Task to carry out
In which lines of the data does the string "cuenta" appear? Copy every one.

Extracted material
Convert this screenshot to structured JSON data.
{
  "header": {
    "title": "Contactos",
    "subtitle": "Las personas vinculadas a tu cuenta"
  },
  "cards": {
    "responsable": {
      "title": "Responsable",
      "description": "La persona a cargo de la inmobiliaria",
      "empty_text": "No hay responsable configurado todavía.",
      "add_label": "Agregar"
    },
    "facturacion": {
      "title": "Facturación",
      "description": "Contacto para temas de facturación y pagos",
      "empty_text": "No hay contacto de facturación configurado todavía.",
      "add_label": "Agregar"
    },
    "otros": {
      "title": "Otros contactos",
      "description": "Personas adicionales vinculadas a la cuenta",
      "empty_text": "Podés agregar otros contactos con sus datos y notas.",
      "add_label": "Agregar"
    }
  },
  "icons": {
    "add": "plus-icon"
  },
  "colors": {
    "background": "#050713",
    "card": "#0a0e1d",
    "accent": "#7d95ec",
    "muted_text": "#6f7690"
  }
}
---
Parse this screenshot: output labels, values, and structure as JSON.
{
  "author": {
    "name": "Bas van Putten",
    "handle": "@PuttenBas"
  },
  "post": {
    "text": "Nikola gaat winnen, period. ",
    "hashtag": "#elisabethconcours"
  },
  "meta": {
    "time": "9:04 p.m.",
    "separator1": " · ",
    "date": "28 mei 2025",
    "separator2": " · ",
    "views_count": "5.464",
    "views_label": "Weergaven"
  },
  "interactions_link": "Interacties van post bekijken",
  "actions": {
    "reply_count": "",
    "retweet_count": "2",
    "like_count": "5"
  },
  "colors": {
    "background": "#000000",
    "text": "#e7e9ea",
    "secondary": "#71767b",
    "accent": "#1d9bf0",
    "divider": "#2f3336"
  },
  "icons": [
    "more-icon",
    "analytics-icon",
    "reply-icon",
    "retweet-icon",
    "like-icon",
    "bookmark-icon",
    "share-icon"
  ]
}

Solution to the problem
    "subtitle": "Las personas vinculadas a tu cuenta"
      "description": "Personas adicionales vinculadas a la cuenta",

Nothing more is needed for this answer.